▶ [Directions]
Working from the listing below, pick each line containing the word "безопасности" and copy it.

(Beginning of Dataset extract)

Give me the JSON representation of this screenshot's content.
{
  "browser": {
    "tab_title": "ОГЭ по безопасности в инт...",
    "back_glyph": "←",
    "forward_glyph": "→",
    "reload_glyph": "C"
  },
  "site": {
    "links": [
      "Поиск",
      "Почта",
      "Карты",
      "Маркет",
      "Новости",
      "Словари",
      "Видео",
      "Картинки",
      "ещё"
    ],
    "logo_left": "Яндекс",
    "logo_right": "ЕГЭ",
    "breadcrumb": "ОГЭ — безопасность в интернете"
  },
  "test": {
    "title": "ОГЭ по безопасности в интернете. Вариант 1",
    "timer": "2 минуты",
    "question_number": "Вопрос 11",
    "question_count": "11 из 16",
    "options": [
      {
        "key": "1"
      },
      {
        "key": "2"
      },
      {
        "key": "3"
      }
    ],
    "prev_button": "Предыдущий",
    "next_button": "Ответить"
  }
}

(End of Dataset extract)

▶ [Answer box]
    "tab_title": "ОГЭ по безопасности в инт...",
    "title": "ОГЭ по безопасности в интернете. Вариант 1",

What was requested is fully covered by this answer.